▶ ASSIGNMENT:
Gather each line of the entries below that includes "System".

Data about app and page elements:

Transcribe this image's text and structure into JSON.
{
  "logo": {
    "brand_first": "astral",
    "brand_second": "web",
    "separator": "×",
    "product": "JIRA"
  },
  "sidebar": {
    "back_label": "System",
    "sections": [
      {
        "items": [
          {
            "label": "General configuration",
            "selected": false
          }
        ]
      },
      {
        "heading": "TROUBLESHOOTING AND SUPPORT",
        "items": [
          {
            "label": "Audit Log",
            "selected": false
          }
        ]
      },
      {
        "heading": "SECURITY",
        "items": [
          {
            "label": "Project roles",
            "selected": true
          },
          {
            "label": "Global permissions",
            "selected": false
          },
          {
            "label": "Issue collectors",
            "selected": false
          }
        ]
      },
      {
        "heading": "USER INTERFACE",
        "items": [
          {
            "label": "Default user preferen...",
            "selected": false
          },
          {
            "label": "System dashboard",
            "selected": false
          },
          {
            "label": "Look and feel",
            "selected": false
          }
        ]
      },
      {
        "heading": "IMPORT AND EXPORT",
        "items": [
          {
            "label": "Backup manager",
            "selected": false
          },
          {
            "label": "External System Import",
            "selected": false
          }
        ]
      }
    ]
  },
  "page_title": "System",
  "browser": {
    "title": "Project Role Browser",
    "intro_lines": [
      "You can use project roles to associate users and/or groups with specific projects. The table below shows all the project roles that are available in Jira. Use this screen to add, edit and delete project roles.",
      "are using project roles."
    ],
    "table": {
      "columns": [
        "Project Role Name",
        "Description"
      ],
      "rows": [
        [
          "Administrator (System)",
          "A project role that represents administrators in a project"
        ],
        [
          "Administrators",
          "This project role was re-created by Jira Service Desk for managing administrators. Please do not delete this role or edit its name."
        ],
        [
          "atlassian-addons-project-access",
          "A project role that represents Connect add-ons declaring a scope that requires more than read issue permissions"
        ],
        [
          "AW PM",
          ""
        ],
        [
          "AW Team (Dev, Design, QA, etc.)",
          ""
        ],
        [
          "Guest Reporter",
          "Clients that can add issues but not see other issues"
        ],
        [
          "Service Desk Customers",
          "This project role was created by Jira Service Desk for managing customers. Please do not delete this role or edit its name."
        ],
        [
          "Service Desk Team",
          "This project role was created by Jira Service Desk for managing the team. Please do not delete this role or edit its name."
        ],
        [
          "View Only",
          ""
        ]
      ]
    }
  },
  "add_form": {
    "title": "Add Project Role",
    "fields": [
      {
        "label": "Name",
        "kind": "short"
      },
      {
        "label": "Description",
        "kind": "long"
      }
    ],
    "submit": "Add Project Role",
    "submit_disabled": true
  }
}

▶ WRITTEN SOLUTION:
    "back_label": "System",
            "label": "System dashboard",
            "label": "External System Import",
  "page_title": "System",
          "Administrator (System)",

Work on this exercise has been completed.